With “2020” shaved into his hair and wearing a bulletproof vest labelled “security”, West addressed an indoor crowd in North Charleston, South Carolina without a microphone, at times struggling to make himself heard and telling the crowd to stop clapping.
West’s remarks were unscripted and often rambling, veering into topics from education to the history of slavery to a discussion of how inventor Nikola Tesla had described the Earth as a giant generator.
West also went on an emotional and deeply personal tangent about abortion, discussing how he and his wife Kim Kardashian considered not having their daughter, North, and how he himself was apparently nearly aborted.
“My mom saved my life,” he bellowed. “My dad wanted to abort me. My mom saved my life. There wouldn’t have been no Kanye West, because my dad was too busy.”
At that point, he broke down into uncontrollable tears and was for a while unable to speak intelligibly. He then proposed replacing the “Plan B” morning-after pill with something called “plan a” or “A1” – an “option” of $50,000 a year to help “take care of your child”. Later, he suggested a figure of $1m.
Energetically roving the stage and shouting, West addressed the crowd for around an hour. At the end of an extended question and answer session, West momentarily returned to centre stage. “That was extremely good!” he shouted. “That was extremely bad!” He then exited stage right.
The rally has met with harsh words from several of West’s contemporaries, with 50 Cent tweeting “What the f*** did he just say? This is all Jay Z’s fault. Kanye’s first rally.

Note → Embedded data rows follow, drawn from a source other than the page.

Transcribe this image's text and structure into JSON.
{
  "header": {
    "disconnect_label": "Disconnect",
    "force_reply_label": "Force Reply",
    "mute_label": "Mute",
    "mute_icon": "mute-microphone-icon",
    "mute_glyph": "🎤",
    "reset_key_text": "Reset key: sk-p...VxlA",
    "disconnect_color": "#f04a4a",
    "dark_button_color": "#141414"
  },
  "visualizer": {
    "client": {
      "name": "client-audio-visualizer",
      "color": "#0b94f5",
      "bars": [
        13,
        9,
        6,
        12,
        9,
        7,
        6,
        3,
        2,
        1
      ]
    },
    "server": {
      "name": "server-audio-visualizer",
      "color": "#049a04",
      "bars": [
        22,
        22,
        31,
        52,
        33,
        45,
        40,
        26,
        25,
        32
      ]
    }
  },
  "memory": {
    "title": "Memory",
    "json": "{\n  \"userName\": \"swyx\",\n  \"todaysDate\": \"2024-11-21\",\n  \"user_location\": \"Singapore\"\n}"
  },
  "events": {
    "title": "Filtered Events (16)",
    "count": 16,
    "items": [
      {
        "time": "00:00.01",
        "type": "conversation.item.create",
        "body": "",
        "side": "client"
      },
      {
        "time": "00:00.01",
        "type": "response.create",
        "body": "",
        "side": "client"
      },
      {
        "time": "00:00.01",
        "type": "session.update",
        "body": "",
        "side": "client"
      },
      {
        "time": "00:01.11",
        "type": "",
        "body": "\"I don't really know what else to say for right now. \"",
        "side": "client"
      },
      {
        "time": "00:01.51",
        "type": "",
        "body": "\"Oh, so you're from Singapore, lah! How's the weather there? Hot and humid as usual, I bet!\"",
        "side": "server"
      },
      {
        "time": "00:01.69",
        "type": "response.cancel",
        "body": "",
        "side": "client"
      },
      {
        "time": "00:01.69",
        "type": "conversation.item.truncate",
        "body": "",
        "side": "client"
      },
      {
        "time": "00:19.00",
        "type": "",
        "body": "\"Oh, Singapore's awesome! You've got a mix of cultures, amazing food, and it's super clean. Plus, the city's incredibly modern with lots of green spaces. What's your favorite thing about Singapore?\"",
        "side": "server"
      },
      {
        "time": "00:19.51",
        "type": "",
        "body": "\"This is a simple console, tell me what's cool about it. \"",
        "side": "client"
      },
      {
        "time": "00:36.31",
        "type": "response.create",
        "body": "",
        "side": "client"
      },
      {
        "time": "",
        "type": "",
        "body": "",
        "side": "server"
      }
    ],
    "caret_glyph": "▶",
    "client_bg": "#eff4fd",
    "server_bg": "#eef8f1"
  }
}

LOL”. Others, however, drew attention to West’s history of mental illness, saying he was going through an “episode” and needed care.
The rapper himself has opened up before about bipolar disorder, with which he was diagnosed in in 2018. In an interview last year, he said the condition could lead him to feel “hyper-paranoid”, and grounded his experience of it in the culture of black America. “We never had therapists in the black community,” he told TV host David Letterman, “we never approached, like, taking medication, and I think it’s good that when I had my first complete blackout at age five, my mom didn’t fully medicate me.”
West’s campaign trail debut came just days after stories emerged first that he had suspended his campaign, but it then transpired that he had begun filing to appear on presidential ballots across the country.
This process requires candidates to file separately in each state, with different deadlines. If West wants to be on the presidential ballot in South Carolina, he has until noon local time (6pm BST) to submit 10,000 signatures to the state election commission. He successfully filed to be on the ballot in Oklahoma last week, but he has missed the deadline in other states.